Team: Danielle Buerger, Kevin Hamilton, Leeya Ressom
Mentor: Jon Scott
An application aimed at third-grade students within the School District of Philadelphia, focused on improving reading skills via online competition, incentives and reading comprehension quizzes. Teachers are able to track students’ improvements.
Team: Andi Agolli, Jeffrey Craskey, Mohit Patel, Urvesh Patel
Mentor: Andrea Anania
A search function that allows Temple students to look for any class in the Temple database based on keywords/categories that pertain to class topics or subtopics.
Team: Quy Le, Kevin Diem, Darpan Patel, Michael Black
Mentor: Chris Cera
Two MIS student teams won big at the Eighth Annual Association for Information Systems (AIS), Student Chapter Leadership Conference and Competition, Brigham Young University, Provo, UT, April 13-15, 2017.
1st Place – AmerisourceBergen Analytics Challenge (Analysis Track)
2nd Place – Security Case Study

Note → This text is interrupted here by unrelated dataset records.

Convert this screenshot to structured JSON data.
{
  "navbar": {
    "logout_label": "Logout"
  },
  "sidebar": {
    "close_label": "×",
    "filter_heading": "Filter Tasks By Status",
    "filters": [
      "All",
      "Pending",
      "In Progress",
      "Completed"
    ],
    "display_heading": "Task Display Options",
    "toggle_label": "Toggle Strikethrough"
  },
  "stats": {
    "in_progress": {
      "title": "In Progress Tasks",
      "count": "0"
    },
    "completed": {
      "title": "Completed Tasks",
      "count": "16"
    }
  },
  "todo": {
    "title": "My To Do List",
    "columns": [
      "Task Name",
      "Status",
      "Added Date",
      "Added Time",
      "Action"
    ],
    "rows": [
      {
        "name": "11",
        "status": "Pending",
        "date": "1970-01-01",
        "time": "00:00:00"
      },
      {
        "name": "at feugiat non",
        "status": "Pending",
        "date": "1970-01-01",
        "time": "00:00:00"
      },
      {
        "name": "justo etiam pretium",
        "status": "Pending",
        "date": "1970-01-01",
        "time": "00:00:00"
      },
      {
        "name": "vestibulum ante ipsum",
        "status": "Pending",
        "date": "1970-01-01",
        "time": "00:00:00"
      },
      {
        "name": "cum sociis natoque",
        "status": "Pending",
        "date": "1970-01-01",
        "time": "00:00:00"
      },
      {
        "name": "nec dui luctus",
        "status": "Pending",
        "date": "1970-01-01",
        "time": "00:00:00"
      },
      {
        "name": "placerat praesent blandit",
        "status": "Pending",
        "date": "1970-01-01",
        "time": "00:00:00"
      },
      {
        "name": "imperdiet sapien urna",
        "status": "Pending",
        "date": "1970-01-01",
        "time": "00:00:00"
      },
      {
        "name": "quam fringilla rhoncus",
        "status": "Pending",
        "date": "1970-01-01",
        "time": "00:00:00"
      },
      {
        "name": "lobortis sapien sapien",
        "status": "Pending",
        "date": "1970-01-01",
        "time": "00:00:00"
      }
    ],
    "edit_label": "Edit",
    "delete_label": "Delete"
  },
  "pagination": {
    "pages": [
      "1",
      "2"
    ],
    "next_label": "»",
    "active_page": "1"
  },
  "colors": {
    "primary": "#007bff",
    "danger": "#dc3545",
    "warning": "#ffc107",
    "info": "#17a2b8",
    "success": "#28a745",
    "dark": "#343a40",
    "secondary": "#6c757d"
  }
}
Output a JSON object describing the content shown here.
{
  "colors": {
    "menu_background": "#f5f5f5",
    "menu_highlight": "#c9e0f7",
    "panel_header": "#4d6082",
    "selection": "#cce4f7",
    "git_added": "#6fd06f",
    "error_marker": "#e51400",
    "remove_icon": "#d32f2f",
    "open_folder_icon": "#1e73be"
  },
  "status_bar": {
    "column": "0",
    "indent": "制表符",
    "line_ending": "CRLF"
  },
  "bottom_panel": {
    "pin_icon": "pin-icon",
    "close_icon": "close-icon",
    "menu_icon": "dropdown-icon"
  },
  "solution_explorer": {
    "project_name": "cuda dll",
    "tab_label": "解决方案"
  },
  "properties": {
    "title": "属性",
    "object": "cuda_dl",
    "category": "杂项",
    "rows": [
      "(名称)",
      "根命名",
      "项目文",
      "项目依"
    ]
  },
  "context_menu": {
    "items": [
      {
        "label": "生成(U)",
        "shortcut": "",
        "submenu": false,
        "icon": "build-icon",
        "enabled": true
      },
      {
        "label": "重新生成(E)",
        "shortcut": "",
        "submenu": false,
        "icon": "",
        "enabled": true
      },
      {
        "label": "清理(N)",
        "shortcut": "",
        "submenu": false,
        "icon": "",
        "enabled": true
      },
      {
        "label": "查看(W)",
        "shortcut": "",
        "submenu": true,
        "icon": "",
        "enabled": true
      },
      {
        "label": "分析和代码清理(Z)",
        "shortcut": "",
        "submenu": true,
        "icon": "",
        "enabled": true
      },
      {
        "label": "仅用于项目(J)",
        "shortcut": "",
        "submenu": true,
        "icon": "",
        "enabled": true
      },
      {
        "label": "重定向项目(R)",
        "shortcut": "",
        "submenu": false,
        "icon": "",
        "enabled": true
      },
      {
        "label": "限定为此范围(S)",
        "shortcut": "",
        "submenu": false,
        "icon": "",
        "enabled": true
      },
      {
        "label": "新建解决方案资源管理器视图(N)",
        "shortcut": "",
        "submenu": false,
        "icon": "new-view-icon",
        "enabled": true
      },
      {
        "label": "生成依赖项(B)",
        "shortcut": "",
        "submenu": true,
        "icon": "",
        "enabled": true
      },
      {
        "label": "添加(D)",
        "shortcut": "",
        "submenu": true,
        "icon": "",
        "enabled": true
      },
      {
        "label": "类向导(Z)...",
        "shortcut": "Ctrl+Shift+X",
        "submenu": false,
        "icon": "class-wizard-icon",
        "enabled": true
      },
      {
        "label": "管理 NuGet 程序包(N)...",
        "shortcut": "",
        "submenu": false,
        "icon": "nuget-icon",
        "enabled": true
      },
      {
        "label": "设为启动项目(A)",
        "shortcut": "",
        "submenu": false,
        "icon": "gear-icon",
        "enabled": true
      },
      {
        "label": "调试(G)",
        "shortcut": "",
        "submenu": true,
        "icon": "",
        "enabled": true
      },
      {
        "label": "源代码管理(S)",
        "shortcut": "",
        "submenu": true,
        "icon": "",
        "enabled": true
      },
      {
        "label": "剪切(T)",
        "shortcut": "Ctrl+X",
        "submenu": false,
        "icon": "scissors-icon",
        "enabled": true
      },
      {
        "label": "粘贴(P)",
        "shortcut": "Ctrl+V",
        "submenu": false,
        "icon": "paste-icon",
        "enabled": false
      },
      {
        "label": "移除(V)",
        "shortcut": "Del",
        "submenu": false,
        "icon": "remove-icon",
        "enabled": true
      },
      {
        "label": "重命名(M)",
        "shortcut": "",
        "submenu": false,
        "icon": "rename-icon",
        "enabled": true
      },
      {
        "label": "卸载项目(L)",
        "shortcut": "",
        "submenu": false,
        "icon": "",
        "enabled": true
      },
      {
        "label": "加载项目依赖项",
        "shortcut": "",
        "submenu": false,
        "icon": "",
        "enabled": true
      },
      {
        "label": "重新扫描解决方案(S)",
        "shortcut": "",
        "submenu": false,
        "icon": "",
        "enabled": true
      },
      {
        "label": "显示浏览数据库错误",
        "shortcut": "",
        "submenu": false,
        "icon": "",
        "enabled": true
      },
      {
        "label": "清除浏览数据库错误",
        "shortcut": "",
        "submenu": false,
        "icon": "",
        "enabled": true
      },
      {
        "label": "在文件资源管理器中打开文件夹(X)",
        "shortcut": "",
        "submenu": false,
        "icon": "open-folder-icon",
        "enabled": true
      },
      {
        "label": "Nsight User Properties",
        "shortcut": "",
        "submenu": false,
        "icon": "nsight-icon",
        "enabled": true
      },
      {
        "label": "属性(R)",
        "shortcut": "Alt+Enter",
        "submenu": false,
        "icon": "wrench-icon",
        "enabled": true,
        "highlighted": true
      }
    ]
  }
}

The above two competitions included two phases. In the first phase, student teams submitted entries virtually. The finalists were chosen from the virtual entries and invited to present their work for another round of judging at the above conference. Other finalists included University of Georgia, Roger Williams University, University of Cincinnati, University of Michigan, Florida International University, Brigham Young University, and others.
The Master of Science in IT Auditing and Cyber-Security (MS-ITACS) program at Temple University’s Fox School of Business provides students with the latest practices in the field with the help of an advisory council composed of industry leaders.
The Fox School strengthened that mission with its recent appointment of Kapish Vanvaria, management consultant with Ernst & Young LLP, as the program’s advisory council chair. A Temple alumnus who studied Accounting and Management Information Systems at the Fox School, Vanvaria first established a commitment to the program when he became a member of the ITACS advisory council two years ago. In accepting the chair position, Vanvaria’s role will include leading the program’s strategic growth and curriculum development, and ensuring a strong student placement within the technology and cyber industry.
I’m passionate about education. It’s one of the few things in life that has no expiration or devaluation, and therefore is one of the best self-investments,” said Vanvaria. “With a strong agenda and vision, we can make ITACS a global program that will elevate the Fox School’s brand and allow others to see Temple as a talent factory for technology and cyber security resources for many of the leading organizations of the world.”
ITACS program director David Lanter, an Assistant Professor of Management Information Systems at the Fox School, sought an advisory council chair with significant industry background who would be able to draw from his or her personal networks and utilize corporate resources. Lanter found that in Vanvaria.
“Kapish has been an enthusiastic and valued contributor to the start of the ITACS program (in 2011) and a key player in the current successes,” said Lanter. “We are optimistic he will do as much and even more to help guide the future evolution and success of the program.”
In addition to ensuring that Fox School students have a seat at the table in the development of the program, Vanvaria said he hopes to reach out to different organizations for insight on what they are looking for in future employees.
I want to go to these companies and governmental organizations and ask, ‘Does our curriculum match what you’re looking for, and if not, what can we do?’” he said. “We already do that within the advisory council because we have good representation of startup through Fortune 50 companies, but I know we can do more. I’m looking forward to that.”
In light of all the excitement around his appointment, Vanvaria said he wants to make one thing clear: the success of the council boils down to collaboration. “In becoming the chair, this is not going to change our advisory council from the standpoint of it truly being a team sport,” he said. “The program’s success is dependent on all of us joining together to consistently elevate the brand. Two years from now, I want to look back and say, ‘We made a difference.’